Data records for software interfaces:

*** Block opens ***

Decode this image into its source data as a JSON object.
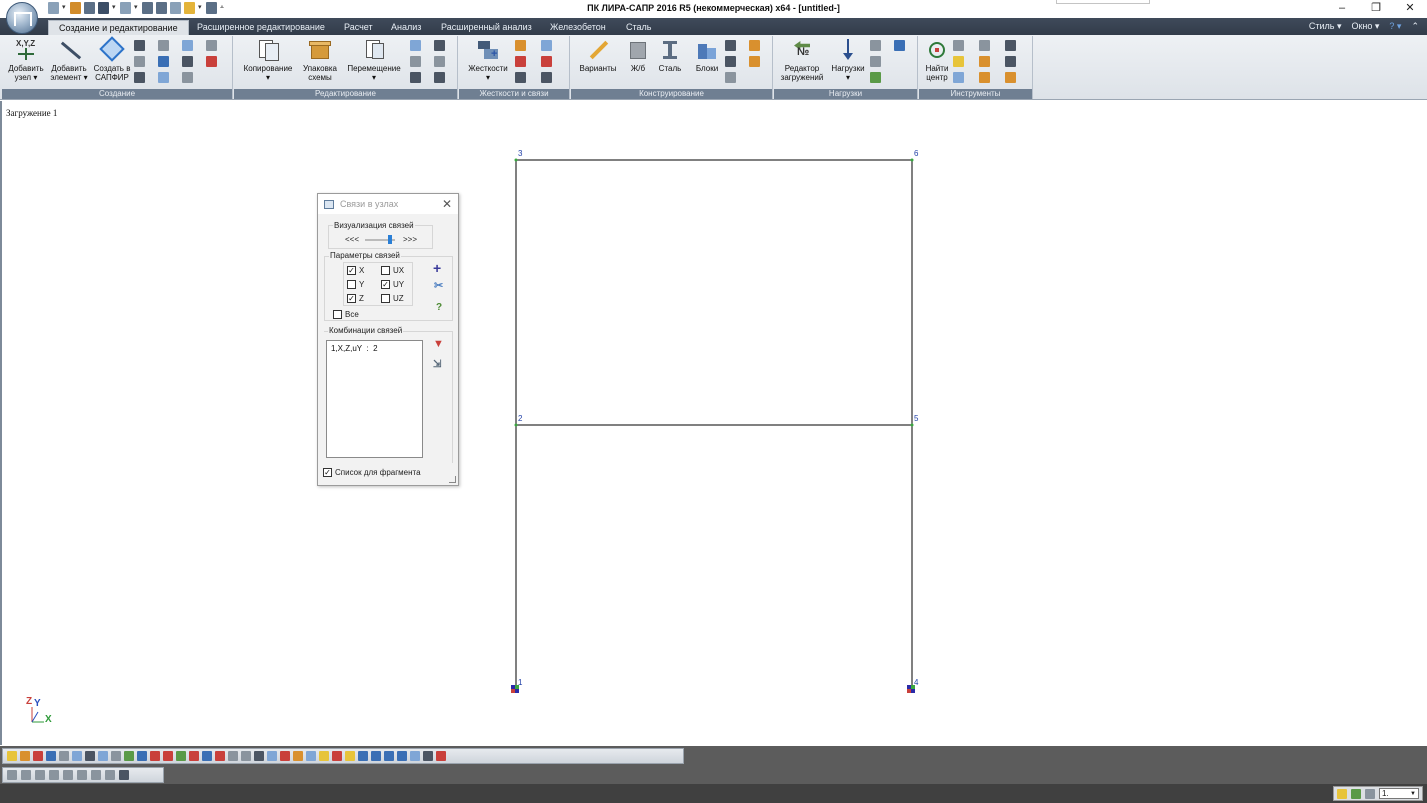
{
  "window": {
    "title": "ПК ЛИРА-САПР  2016 R5 (некоммерческая) x64 - [untitled-]",
    "controls": {
      "minimize": "–",
      "restore": "❐",
      "close": "✕"
    }
  },
  "tabs": [
    {
      "label": "Создание и редактирование",
      "active": true
    },
    {
      "label": "Расширенное редактирование"
    },
    {
      "label": "Расчет"
    },
    {
      "label": "Анализ"
    },
    {
      "label": "Расширенный анализ"
    },
    {
      "label": "Железобетон"
    },
    {
      "label": "Сталь"
    }
  ],
  "right_menu": {
    "style": "Стиль",
    "window": "Окно"
  },
  "ribbon": {
    "groups": [
      {
        "label": "Создание",
        "buttons": [
          "Добавить узел",
          "Добавить элемент",
          "Создать в САПФИР"
        ]
      },
      {
        "label": "Редактирование",
        "buttons": [
          "Копирование",
          "Упаковка схемы",
          "Перемещение"
        ]
      },
      {
        "label": "Жесткости и связи",
        "buttons": [
          "Жесткости"
        ]
      },
      {
        "label": "Конструирование",
        "buttons": [
          "Варианты",
          "Ж/б",
          "Сталь",
          "Блоки"
        ]
      },
      {
        "label": "Нагрузки",
        "buttons": [
          "Редактор загружений",
          "Нагрузки"
        ]
      },
      {
        "label": "Инструменты",
        "buttons": [
          "Найти центр"
        ]
      }
    ],
    "b": {
      "add_node_1": "Добавить",
      "add_node_2": "узел",
      "add_elem_1": "Добавить",
      "add_elem_2": "элемент",
      "sapfir_1": "Создать в",
      "sapfir_2": "САПФИР",
      "copy": "Копирование",
      "pack_1": "Упаковка",
      "pack_2": "схемы",
      "move": "Перемещение",
      "stiff": "Жесткости",
      "variants": "Варианты",
      "rc": "Ж/б",
      "steel": "Сталь",
      "blocks": "Блоки",
      "loadeditor_1": "Редактор",
      "loadeditor_2": "загружений",
      "loads": "Нагрузки",
      "center_1": "Найти",
      "center_2": "центр",
      "xyz": "X,Y,Z",
      "no_icon": "№"
    }
  },
  "workarea": {
    "loadcase": "Загружение 1",
    "nodes": [
      {
        "id": "1"
      },
      {
        "id": "2"
      },
      {
        "id": "3"
      },
      {
        "id": "4"
      },
      {
        "id": "5"
      },
      {
        "id": "6"
      }
    ]
  },
  "dialog": {
    "title": "Связи в узлах",
    "visualization": {
      "legend": "Визуализация связей",
      "left": "<<<",
      "right": ">>>"
    },
    "params": {
      "legend": "Параметры связей",
      "x": {
        "label": "X",
        "checked": true
      },
      "y": {
        "label": "Y",
        "checked": false
      },
      "z": {
        "label": "Z",
        "checked": true
      },
      "ux": {
        "label": "UX",
        "checked": false
      },
      "uy": {
        "label": "UY",
        "checked": true
      },
      "uz": {
        "label": "UZ",
        "checked": false
      },
      "all": {
        "label": "Все",
        "checked": false
      }
    },
    "combinations": {
      "legend": "Комбинации связей",
      "items": [
        "1,X,Z,uY  :  2"
      ]
    },
    "fragment": {
      "label": "Список для фрагмента",
      "checked": true
    }
  },
  "axis": {
    "z": "Z",
    "y": "Y",
    "x": "X"
  },
  "status": {
    "zoom": "1."
  },
  "colors": {
    "tab_bg": "#3f4a5a",
    "frame": "#000000",
    "node_label": "#2342a8",
    "node_dot": "#3aa640"
  }
}
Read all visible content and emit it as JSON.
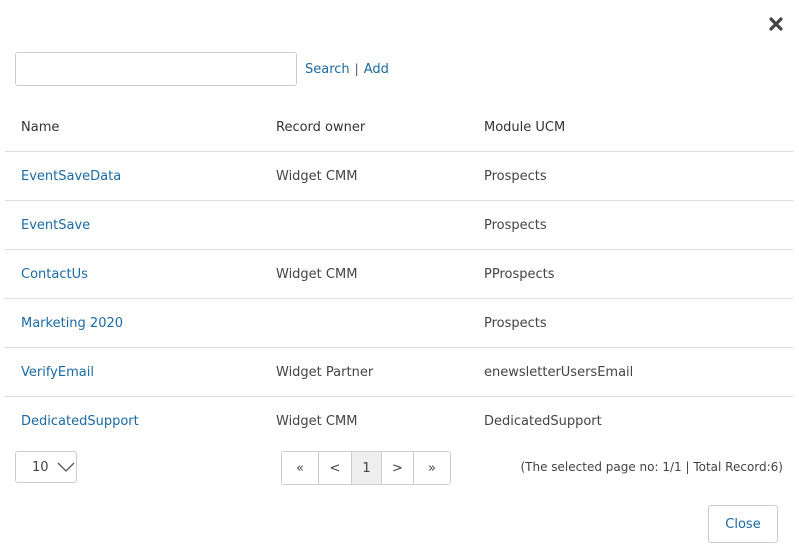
{
  "dialog": {
    "close_icon": "close-icon",
    "close_button_label": "Close"
  },
  "search": {
    "value": "",
    "placeholder": "",
    "search_label": "Search",
    "separator": "|",
    "add_label": "Add"
  },
  "table": {
    "headers": [
      "Name",
      "Record owner",
      "Module UCM"
    ],
    "rows": [
      {
        "name": "EventSaveData",
        "owner": "Widget CMM",
        "module": "Prospects"
      },
      {
        "name": "EventSave",
        "owner": "",
        "module": "Prospects"
      },
      {
        "name": "ContactUs",
        "owner": "Widget CMM",
        "module": "PProspects"
      },
      {
        "name": "Marketing 2020",
        "owner": "",
        "module": "Prospects"
      },
      {
        "name": "VerifyEmail",
        "owner": "Widget Partner",
        "module": "enewsletterUsersEmail"
      },
      {
        "name": "DedicatedSupport",
        "owner": "Widget CMM",
        "module": "DedicatedSupport"
      }
    ]
  },
  "pagination": {
    "page_size": "10",
    "first": "«",
    "prev": "<",
    "current": "1",
    "next": ">",
    "last": "»",
    "info": "(The selected page no: 1/1 | Total Record:6)"
  },
  "colors": {
    "link": "#1a6aa5",
    "border": "#dddddd",
    "active_page_bg": "#eeeeee"
  }
}
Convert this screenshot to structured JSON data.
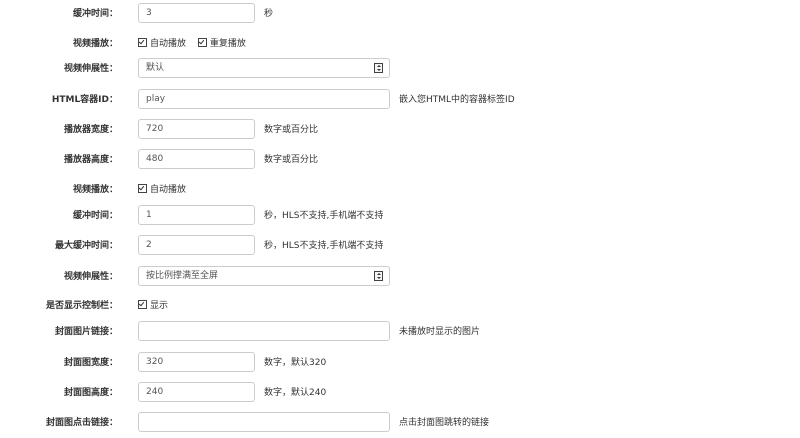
{
  "rows": [
    {
      "label": "缓冲时间：",
      "value": "3",
      "hint": "秒"
    },
    {
      "label": "视频播放：",
      "options": [
        "自动播放",
        "重复播放"
      ]
    },
    {
      "label": "视频伸展性：",
      "value": "默认"
    },
    {
      "label": "HTML容器ID：",
      "value": "play",
      "hint": "嵌入您HTML中的容器标签ID"
    },
    {
      "label": "播放器宽度：",
      "value": "720",
      "hint": "数字或百分比"
    },
    {
      "label": "播放器高度：",
      "value": "480",
      "hint": "数字或百分比"
    },
    {
      "label": "视频播放：",
      "options": [
        "自动播放"
      ]
    },
    {
      "label": "缓冲时间：",
      "value": "1",
      "hint": "秒，HLS不支持,手机端不支持"
    },
    {
      "label": "最大缓冲时间：",
      "value": "2",
      "hint": "秒，HLS不支持,手机端不支持"
    },
    {
      "label": "视频伸展性：",
      "value": "按比例撑满至全屏"
    },
    {
      "label": "是否显示控制栏：",
      "options": [
        "显示"
      ]
    },
    {
      "label": "封面图片链接：",
      "value": "",
      "hint": "未播放时显示的图片"
    },
    {
      "label": "封面图宽度：",
      "value": "320",
      "hint": "数字，默认320"
    },
    {
      "label": "封面图高度：",
      "value": "240",
      "hint": "数字，默认240"
    },
    {
      "label": "封面图点击链接：",
      "value": "",
      "hint": "点击封面图跳转的链接"
    }
  ]
}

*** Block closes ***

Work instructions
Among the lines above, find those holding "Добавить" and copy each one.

Output below
          "Добавить узел",
          "Добавить элемент",
      "add_node_1": "Добавить",
      "add_elem_1": "Добавить",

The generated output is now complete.